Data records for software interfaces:
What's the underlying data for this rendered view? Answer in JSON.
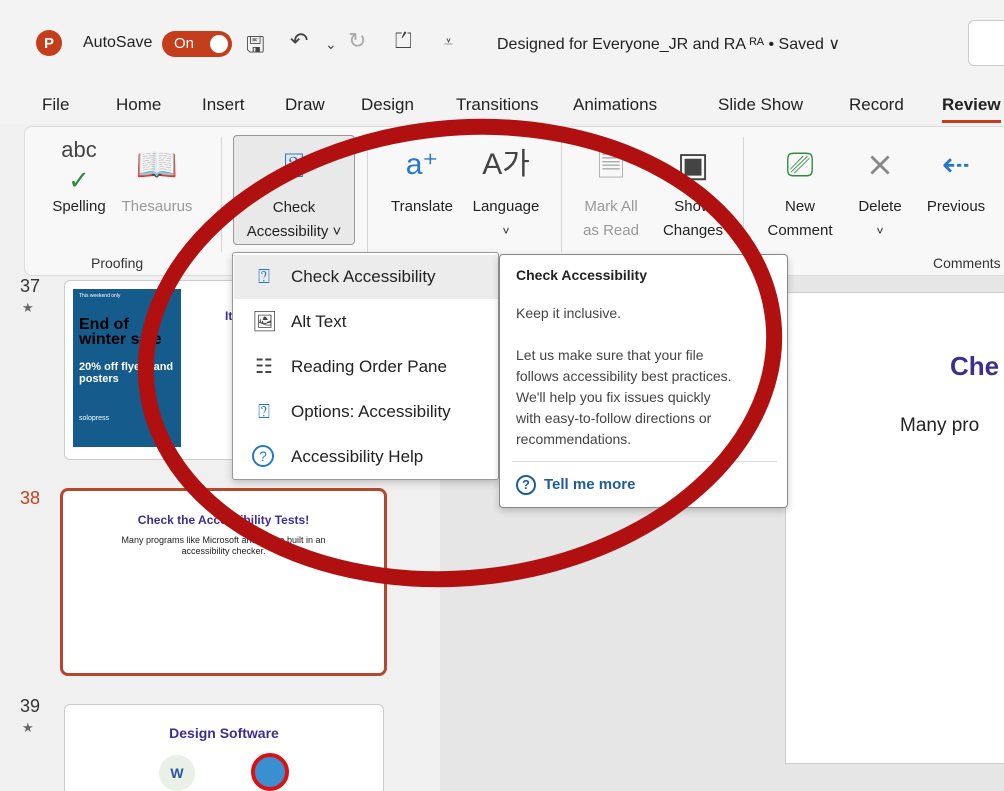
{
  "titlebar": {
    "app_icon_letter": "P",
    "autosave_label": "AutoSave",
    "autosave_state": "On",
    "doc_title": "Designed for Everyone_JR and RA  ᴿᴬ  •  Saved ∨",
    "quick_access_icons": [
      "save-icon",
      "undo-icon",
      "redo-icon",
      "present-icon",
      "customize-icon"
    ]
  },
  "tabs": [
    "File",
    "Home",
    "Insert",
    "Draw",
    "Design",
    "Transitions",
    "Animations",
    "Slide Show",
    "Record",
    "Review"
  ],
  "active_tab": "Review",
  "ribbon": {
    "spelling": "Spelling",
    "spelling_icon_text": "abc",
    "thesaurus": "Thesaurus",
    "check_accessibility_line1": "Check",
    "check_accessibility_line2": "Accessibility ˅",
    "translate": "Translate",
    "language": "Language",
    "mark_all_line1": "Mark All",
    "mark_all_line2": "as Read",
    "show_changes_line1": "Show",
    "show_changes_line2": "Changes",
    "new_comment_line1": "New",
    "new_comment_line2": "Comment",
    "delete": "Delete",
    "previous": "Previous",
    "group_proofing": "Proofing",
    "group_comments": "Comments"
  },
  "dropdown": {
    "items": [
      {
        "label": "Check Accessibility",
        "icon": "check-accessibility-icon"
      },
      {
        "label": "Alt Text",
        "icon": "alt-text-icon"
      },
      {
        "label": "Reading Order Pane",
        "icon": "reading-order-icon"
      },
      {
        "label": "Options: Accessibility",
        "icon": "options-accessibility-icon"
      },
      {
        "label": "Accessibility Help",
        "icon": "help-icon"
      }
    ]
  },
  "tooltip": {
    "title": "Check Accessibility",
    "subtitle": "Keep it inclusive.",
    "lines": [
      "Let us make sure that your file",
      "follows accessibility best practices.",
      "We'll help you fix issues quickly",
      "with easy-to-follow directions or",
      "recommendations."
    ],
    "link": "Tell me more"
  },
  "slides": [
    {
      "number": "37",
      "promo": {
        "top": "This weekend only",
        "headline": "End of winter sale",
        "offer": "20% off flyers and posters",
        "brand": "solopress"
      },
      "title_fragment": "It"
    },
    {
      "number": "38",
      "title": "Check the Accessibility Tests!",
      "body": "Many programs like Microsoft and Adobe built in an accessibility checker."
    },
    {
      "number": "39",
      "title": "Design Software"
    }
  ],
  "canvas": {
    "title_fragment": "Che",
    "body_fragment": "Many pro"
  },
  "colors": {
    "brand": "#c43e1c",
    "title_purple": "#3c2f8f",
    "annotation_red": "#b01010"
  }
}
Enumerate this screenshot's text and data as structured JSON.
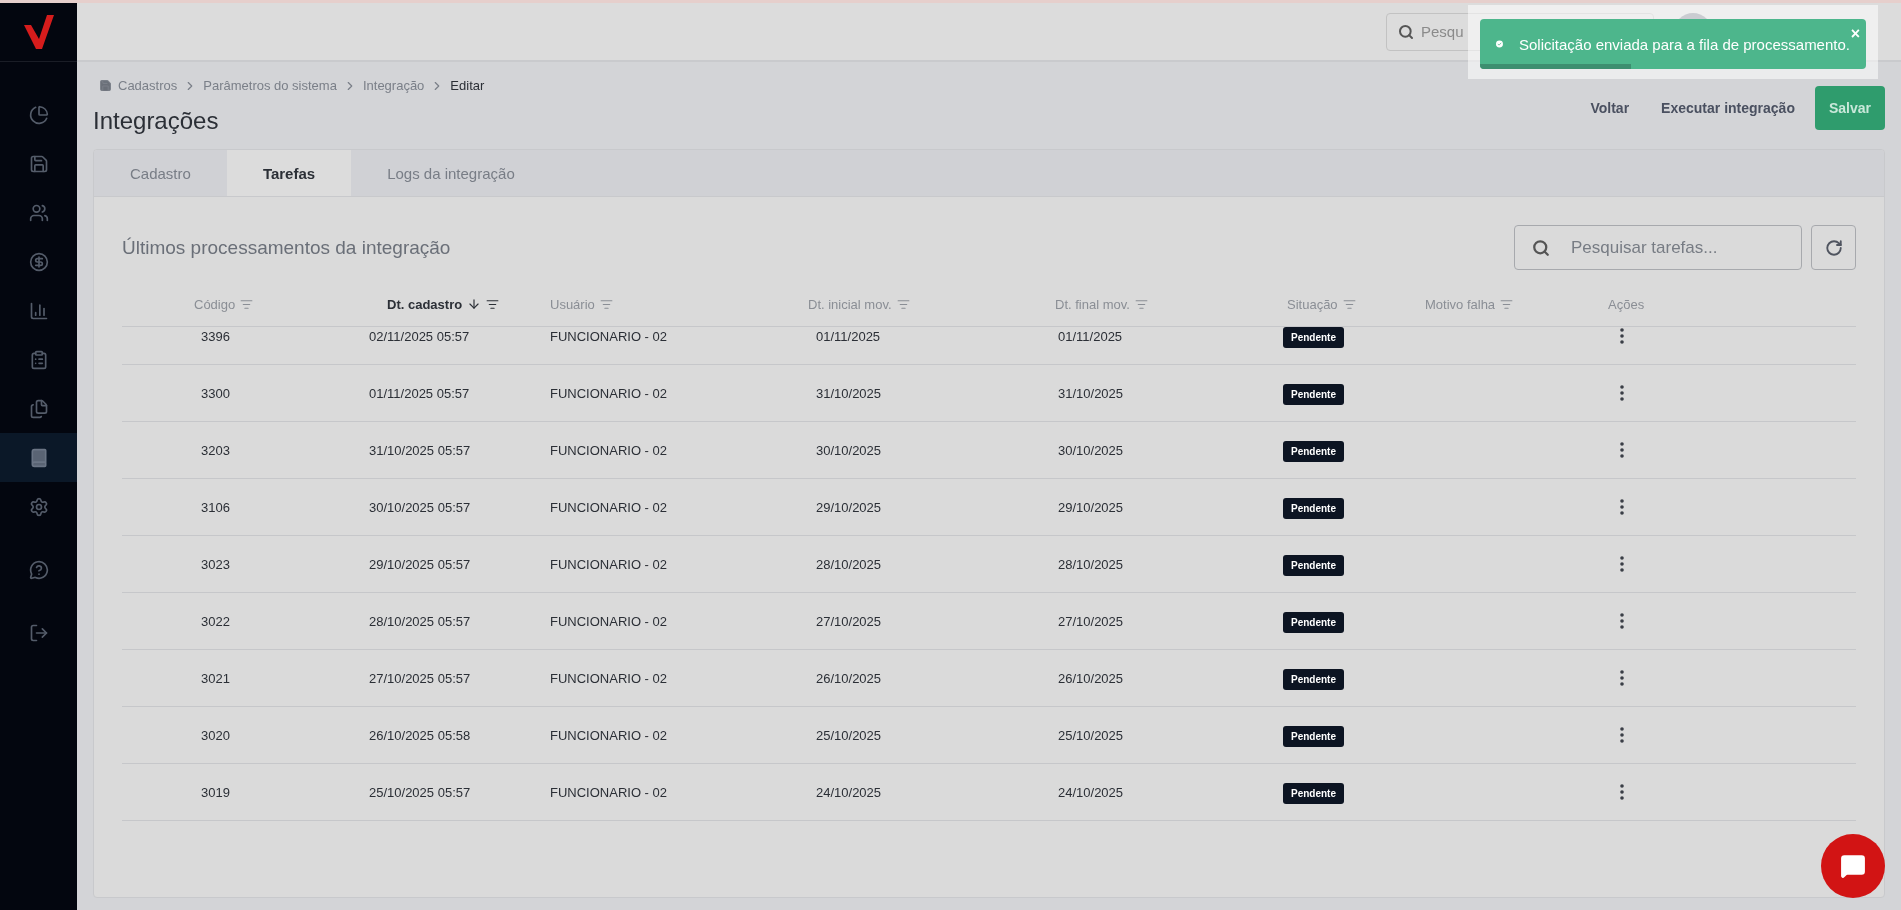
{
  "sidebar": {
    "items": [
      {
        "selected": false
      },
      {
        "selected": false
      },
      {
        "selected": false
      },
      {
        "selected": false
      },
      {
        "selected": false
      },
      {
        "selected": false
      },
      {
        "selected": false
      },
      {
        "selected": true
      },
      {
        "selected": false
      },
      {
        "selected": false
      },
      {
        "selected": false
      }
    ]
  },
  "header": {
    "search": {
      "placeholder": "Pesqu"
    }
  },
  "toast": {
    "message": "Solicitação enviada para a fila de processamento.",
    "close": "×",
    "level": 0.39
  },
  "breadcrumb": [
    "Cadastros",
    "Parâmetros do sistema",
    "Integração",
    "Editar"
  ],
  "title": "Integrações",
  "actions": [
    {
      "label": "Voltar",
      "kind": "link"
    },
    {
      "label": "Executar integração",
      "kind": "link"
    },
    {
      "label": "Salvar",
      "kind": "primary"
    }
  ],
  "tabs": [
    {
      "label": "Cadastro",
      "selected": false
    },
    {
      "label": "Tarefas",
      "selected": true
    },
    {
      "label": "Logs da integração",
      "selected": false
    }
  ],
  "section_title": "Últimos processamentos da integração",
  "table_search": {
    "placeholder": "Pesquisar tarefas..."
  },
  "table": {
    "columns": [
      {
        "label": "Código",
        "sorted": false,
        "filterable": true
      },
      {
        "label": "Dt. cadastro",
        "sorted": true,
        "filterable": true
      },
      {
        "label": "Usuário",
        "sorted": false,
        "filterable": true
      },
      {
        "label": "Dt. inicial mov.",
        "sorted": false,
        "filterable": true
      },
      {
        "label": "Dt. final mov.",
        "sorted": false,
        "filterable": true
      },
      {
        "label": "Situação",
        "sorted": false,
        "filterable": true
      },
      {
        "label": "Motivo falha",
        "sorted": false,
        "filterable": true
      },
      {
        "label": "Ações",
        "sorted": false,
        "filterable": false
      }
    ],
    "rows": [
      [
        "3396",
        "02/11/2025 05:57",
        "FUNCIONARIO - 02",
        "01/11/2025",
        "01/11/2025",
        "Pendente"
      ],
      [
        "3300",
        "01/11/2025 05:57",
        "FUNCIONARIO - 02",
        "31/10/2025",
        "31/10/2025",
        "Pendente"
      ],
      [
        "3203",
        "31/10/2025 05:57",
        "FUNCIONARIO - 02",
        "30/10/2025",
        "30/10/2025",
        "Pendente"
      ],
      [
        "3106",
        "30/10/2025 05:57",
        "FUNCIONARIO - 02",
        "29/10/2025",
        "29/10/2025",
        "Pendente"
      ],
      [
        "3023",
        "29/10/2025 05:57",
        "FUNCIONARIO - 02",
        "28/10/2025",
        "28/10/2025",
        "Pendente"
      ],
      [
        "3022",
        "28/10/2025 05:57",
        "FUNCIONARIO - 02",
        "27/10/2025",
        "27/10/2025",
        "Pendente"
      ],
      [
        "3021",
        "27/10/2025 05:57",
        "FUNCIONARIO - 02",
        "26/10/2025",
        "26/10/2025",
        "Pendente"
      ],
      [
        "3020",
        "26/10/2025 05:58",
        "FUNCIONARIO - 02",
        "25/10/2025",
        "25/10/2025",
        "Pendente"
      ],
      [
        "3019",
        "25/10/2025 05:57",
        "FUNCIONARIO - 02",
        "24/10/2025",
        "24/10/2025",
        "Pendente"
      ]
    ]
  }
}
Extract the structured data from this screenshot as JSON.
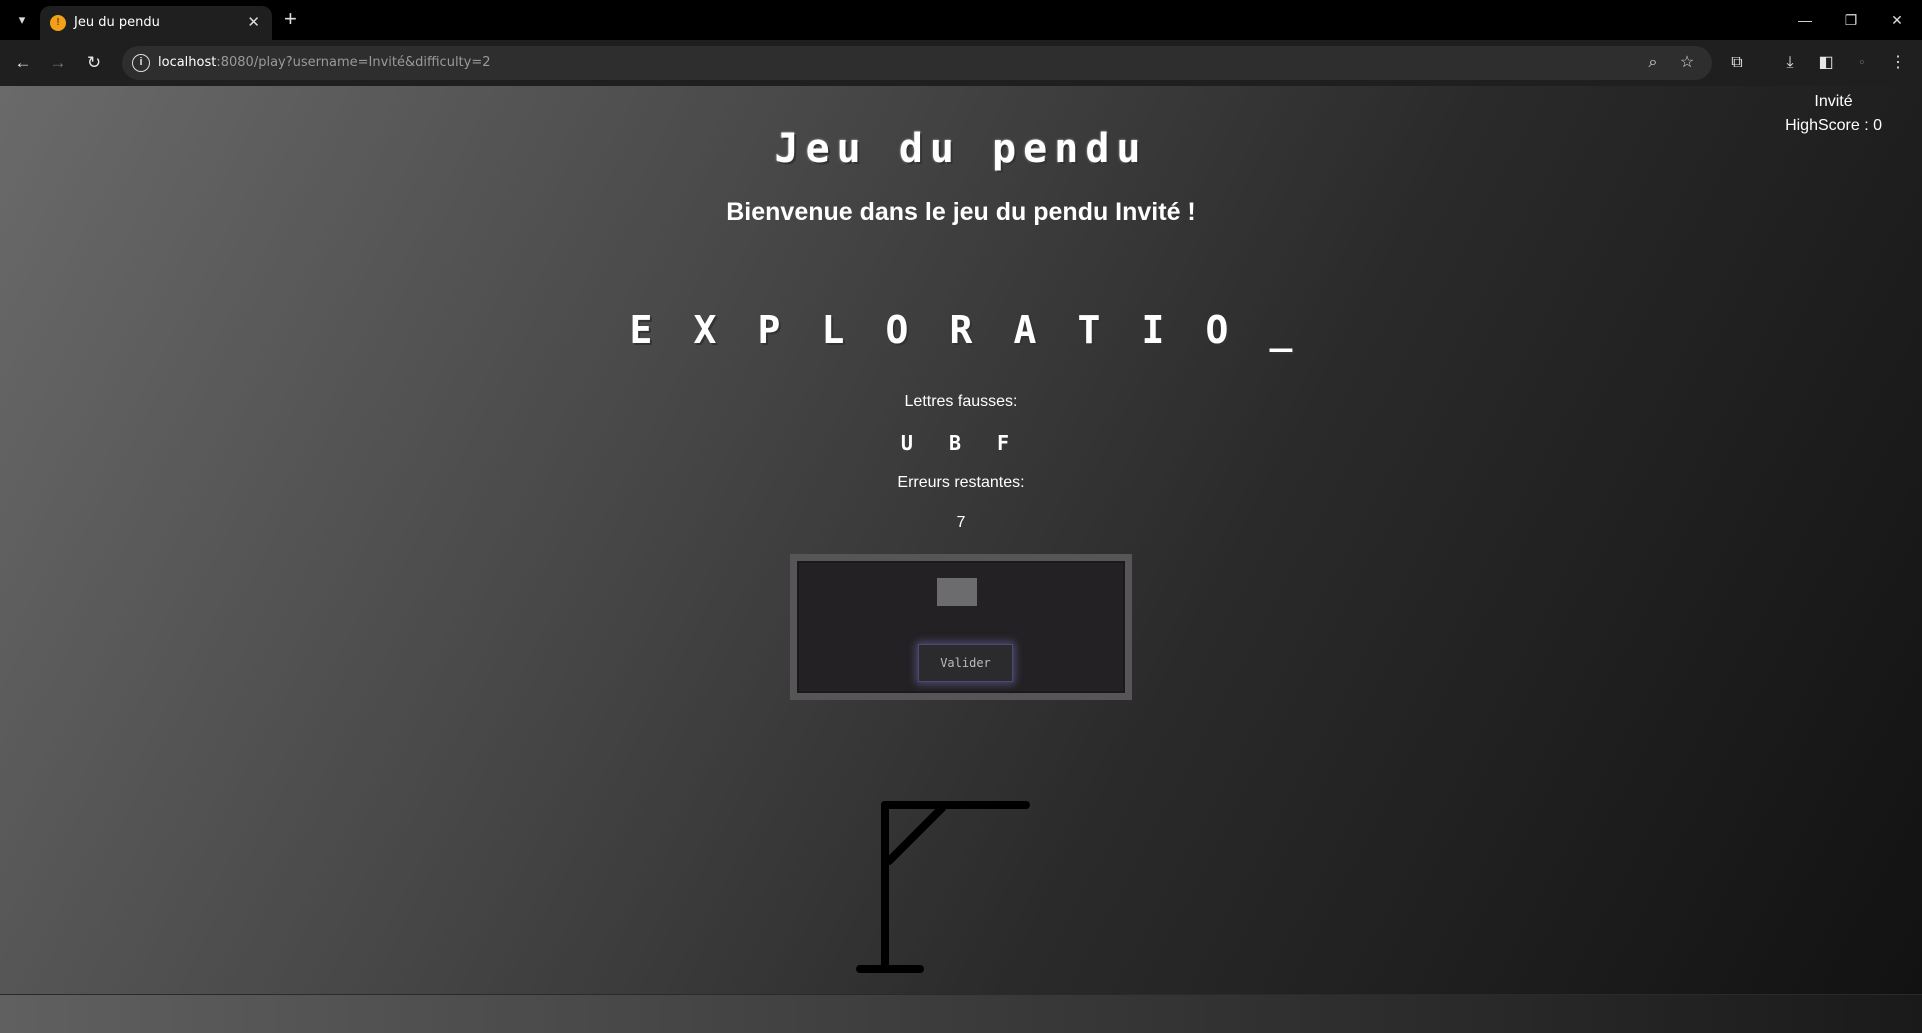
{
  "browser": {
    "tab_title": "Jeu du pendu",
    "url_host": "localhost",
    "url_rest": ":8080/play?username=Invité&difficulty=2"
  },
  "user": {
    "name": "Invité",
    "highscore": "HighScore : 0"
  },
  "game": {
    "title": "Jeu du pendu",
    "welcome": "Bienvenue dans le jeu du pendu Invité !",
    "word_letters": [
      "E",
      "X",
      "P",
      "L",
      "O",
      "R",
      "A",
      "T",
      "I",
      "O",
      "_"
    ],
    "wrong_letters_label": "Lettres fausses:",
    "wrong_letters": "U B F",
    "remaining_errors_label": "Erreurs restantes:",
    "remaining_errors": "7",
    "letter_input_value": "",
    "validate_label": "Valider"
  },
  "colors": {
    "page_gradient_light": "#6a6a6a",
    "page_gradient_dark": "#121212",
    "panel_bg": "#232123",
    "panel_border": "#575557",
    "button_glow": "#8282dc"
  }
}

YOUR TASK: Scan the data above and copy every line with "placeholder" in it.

WRITTEN ANSWER:
      "placeholder": "Pesqu"
    "placeholder": "Pesquisar tarefas..."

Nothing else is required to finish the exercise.